My name is Deborah Lam (but you can call me Deb) and I’m very excited to join the OUSA team!
I completed a degree at Wilfrid Laurier University in the Honours Bachelor of Business Administration program with a concentration in Marketing and Brand Communications. Originally, my goal was to become an art director at an advertising agency. I loved to be the creative one behind a marketing campaign. During my undergrad, I was heavily involved in volunteer opportunities that allowed me the chance to plan, promote and facilitate events for undergraduate students. It was during my volunteer involvements that I realized a passion for event planning and organization. There’s nothing more rewarding than putting on an event for students and watching their faces light up with excitement.
Hello everyone and happy 2017!
I hope that you have had a great holiday break and are enjoying the beginning of second semester. OUSA has started off with a busy January featuring lots of meetings, policy updates, and elections happening on our member campuses across Ontario. The well needed break was perfect as we head into the busy new year advocating for the needs of students all across the province.
Often, Indigenous Canadians are not interested in continuing their education after high school; and for those who are interested, they have almost always found it difficult to find resources or the financial support that they need to do so. Since this has been the case for many years, Canadian universities have now begun to make efforts to provide resources for Indigenous students and offer more opportunities for financial aid.

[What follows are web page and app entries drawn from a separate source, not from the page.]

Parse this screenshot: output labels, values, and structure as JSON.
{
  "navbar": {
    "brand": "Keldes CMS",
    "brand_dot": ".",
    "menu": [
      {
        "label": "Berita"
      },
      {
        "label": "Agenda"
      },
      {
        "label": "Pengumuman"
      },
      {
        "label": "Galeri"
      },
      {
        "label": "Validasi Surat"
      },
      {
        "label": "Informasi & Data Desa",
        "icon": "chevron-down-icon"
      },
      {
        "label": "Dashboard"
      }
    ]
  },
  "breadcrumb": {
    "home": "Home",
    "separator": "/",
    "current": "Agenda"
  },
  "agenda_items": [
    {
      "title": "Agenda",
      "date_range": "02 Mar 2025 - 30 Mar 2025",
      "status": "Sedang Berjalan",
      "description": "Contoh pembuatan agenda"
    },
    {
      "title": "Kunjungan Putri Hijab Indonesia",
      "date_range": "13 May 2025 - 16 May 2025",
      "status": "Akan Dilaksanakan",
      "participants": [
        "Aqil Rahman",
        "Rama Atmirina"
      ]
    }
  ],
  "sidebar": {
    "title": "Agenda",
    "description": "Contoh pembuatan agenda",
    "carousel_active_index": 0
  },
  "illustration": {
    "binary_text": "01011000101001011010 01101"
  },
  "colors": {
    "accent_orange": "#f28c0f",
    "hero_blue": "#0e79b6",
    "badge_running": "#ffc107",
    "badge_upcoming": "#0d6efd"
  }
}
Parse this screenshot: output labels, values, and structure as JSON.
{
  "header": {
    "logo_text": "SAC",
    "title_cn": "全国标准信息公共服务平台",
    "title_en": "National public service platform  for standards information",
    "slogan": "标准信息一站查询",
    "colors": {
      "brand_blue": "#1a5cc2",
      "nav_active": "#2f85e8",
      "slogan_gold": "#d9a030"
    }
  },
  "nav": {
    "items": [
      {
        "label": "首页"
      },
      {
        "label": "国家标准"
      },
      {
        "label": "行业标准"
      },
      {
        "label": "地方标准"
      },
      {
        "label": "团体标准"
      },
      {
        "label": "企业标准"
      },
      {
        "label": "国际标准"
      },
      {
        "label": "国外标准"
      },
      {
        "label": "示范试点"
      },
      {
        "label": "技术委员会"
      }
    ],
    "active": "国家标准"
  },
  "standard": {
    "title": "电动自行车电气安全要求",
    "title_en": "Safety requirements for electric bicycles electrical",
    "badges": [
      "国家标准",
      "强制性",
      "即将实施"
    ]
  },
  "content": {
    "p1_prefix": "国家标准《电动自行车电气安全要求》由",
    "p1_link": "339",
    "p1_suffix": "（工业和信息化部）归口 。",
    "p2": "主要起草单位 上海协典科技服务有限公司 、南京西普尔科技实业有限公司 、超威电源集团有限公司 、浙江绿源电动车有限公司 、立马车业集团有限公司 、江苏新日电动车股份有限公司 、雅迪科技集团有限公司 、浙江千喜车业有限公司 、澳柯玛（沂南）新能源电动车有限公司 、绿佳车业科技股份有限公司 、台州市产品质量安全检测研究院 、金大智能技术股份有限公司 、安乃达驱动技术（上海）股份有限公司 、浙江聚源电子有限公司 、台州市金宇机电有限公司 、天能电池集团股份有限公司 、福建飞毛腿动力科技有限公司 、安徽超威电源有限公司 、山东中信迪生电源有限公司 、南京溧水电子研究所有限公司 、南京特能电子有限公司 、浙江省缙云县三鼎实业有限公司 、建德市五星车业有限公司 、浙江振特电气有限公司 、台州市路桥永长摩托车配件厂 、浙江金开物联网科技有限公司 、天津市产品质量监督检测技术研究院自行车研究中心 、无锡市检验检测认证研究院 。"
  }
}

I regrettably returned from my holidays in January to learn that some Laurier students who expected to move into their residence were still without homes. I had hoped that by the time I returned, Waterloo’s student housing crisis would be over and every student that had been displaced would have a place to call home by the time they started their second semester. I guess I should have expected the result to not be in favour of the students.
“ Unless we have political leadership on the issue of transit, Hamilton will continue to lag in building municipal sustainability and creating liveable communities. Economic prosperity will not settle where people can't go.” - Margaret Shkimba, The Hamilton Spectator.
I spend the first moments of my mornings, as I’m sure many higher education advocacy students do, reading Alex Usher’s blog. Generally, I’m a big fan of this blog. Whether I agree with it all or not is beside the point. Usher challenges thought in PSE and forces you to think about issues that will affect your institution now and into the future.
I remember my Grade 10 careers class like it was yesterday. I remember because it’s the exact time I decided I wanted to pursue a PhD and to become a Psychologist. At that time, I also thought it was the type of career where you just gave advice to people all day, for hundreds of dollars an hour, just like all my friends asked me to do for them constantly. I was good at that. I thought that was what a psychologist did. You know what would have been helpful then? Access to a knowledgeable and certified career counsellor who could share with me more information about what this career entailed and the pathway (with alternate pathways) one could follow to get to it.
There’s something refreshing about learning from an expert in your academic field. In 2015, Laurier’s political science department introduced a practitioner-in-residence appointment, designed to bring the knowledge and life experience of a dynamic career into the classroom.
I recently read one of Alex Usher’s blog posts about the threat to internationalization in Western universities posed by the Chinese government’s crackdown on internationalization in their curriculum and high school programs. Usher argued that to combat this, we need to start attracting Chinese students at an earlier age, and we need to put them through Canadian high schools. To do so, we would need to set up shared living accommodations and support personnel to help these students be successful.